If you take part in a development centre, your role will be one where there is more emphasis on your abilities to ‘explore’ or ‘brainstorm’ an issue or the potential of a situation; rather than be expected to display a particular competency.
Many centres also use a technique called ‘Domain Mapping’. This is where you identify where you want to be in a particular skill or level of knowledge, e.g. become a Senior Consultant and then ‘map’ where you are now e.g. line manager. You then work out a staged plan of how to get there through discussion with your Assessor or your peer group, These stages are likely to involve both personal and professional requirements.
This means that you are not in a ‘Pass or Fail’ situation, which you would be in an assessment centre. Throughout the development centre you will have ‘Evaluation Sessions’ where you will receive feedback on how you have performed and how that compares to the competencies of your potential future role.
It is still important to prepare for this type of centre by having a clear understanding of what a typical role’s competencies are. Many internal candidates perform below par because they neglect to familiarise themselves with the latest internal policies, procedures and interpretation of the organisation’s mission statement.
By neglecting to use an internal promotion as an opportunity to review your personnel file you deny yourself the chance to prepare arguments and evidence of how you have continued your development. It is also a useful reminder of possible incidents that may be focused on during the assessment centre that have perhaps been forgotten.
If you are attending a development centre remember that your new boss will use your personnel file in the same way a potential external employer will use your curriculum vitae (resume). They will use these items to make an initial assessment of your capabilities. So you too should review its contents as a key part of your own preparation for the event.
If you want to manage your career within an organisation then you must prepare for all internal promotions as diligently as you would for any external opportunity. Many people forget the importance of their preparation when attending internal interviews as they feel there will be no surprises during the process. Experience often shows that these interview are equally tough and in some ways more challenging than external ones.

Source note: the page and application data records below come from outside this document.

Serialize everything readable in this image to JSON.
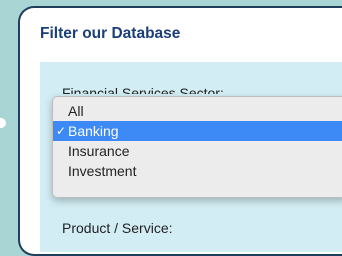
{
  "panel": {
    "title": "Filter our Database",
    "fields": {
      "sector_label": "Financial Services Sector:",
      "product_label": "Product / Service:"
    }
  },
  "dropdown": {
    "options": [
      {
        "label": "All"
      },
      {
        "label": "Banking"
      },
      {
        "label": "Insurance"
      },
      {
        "label": "Investment"
      }
    ],
    "selected_index": 1,
    "check_glyph": "✓"
  },
  "colors": {
    "background": "#a9d6d5",
    "panel_border": "#1f3f5e",
    "title": "#1b3f7a",
    "form_area": "#d2eef4",
    "selected": "#3d8af7"
  }
}
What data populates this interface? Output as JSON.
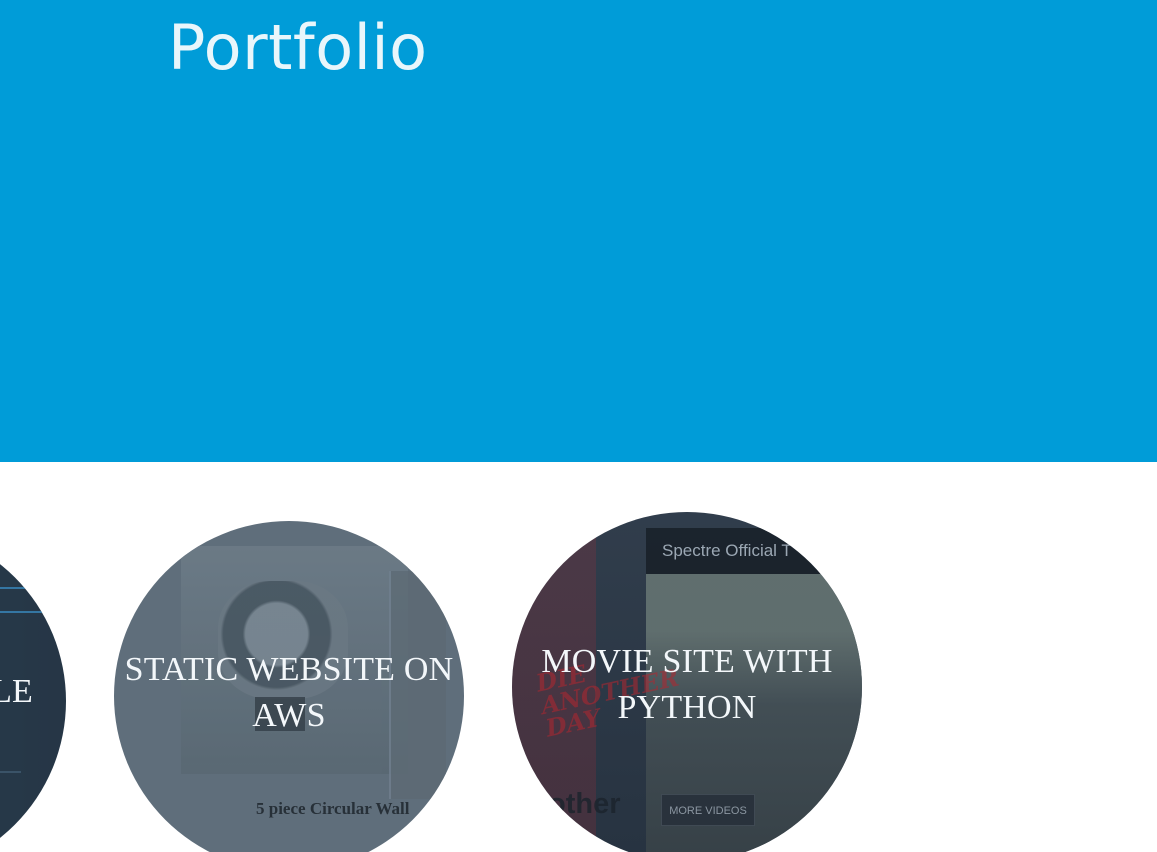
{
  "header": {
    "title": "Portfolio"
  },
  "portfolio": {
    "items": [
      {
        "label": "LE",
        "thumbnail": "code-screen"
      },
      {
        "label": "STATIC WEBSITE ON AWS",
        "thumbnail": "washer-screen",
        "caption": "5 piece Circular Wall"
      },
      {
        "label": "MOVIE SITE WITH PYTHON",
        "thumbnail": "movie-screen",
        "movie_header": "Spectre Official T",
        "more_videos": "MORE VIDEOS",
        "poster_text": "other"
      }
    ]
  },
  "colors": {
    "hero": "#009cd8",
    "hero_text": "#e9f6fb",
    "tile_text": "#f3f7fa",
    "tile_dark": "#263544",
    "tile_mid": "#5f6e7b"
  }
}
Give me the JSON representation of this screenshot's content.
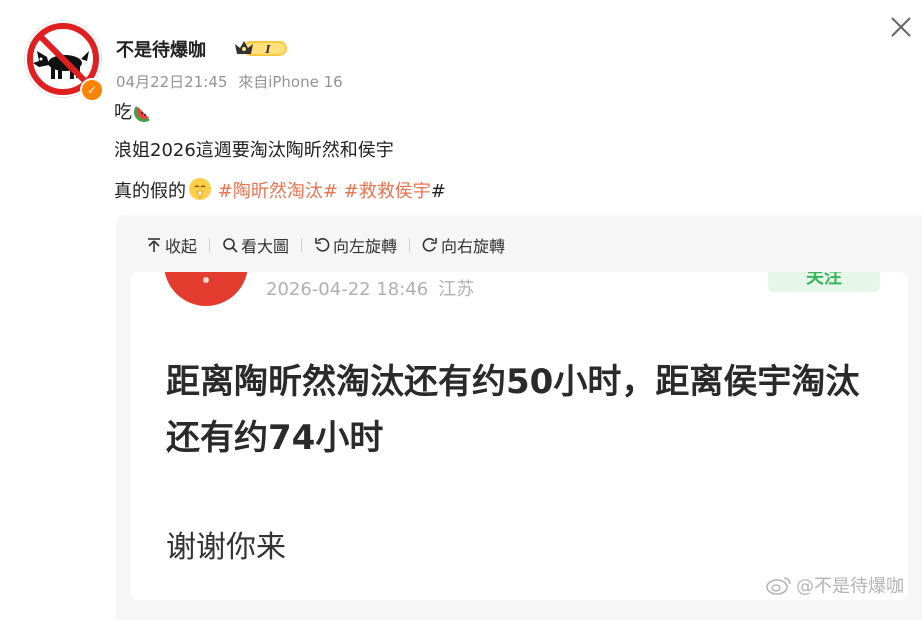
{
  "post": {
    "username": "不是待爆咖",
    "level_badge": "I",
    "timestamp": "04月22日21:45",
    "source": "來自iPhone 16",
    "line1": "吃",
    "line2": "浪姐2026這週要淘汰陶昕然和侯宇",
    "line3_prefix": "真的假的",
    "tag1": "#陶昕然淘汰#",
    "tag2": "#救救侯宇",
    "tag2_suffix": "#"
  },
  "toolbar": {
    "collapse": "收起",
    "view_large": "看大圖",
    "rotate_left": "向左旋轉",
    "rotate_right": "向右旋轉"
  },
  "image": {
    "meta_time": "2026-04-22 18:46",
    "meta_location": "江苏",
    "follow_button": "关注",
    "main_text": "距离陶昕然淘汰还有约50小时，距离侯宇淘汰还有约74小时",
    "thanks_text": "谢谢你来",
    "watermark": "@不是待爆咖"
  },
  "colors": {
    "tag": "#eb7350",
    "verified": "#ff8200",
    "meta": "#939393"
  },
  "icons": [
    "dog-avatar",
    "verified-icon",
    "level-crown-icon",
    "close-icon",
    "watermelon-emoji",
    "pray-emoji",
    "collapse-icon",
    "search-icon",
    "rotate-left-icon",
    "rotate-right-icon",
    "weibo-logo"
  ]
}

Organisations are obliged to ensure that all recruitment is operated fairly and frequently incorporate ‘Assessment Day(s)’ as part of their internal promotional. All of the preparation described in the following chapters is relevant to your internal promotion and you should follow the same preparatory tasks.
You may also be interested in:
What is an Assessment Centre?
Who uses the Assessment Centre?
What are the Different Types of Assessment Centre?
What Format Does an Assessment Centre Take?
Who are the Assessors?
What are Assessment Centre Exercises?
What is an In-Tray Exercise?
What is a Presentation Exercise?
What are Group Exercises?
What are Role Play Exercises?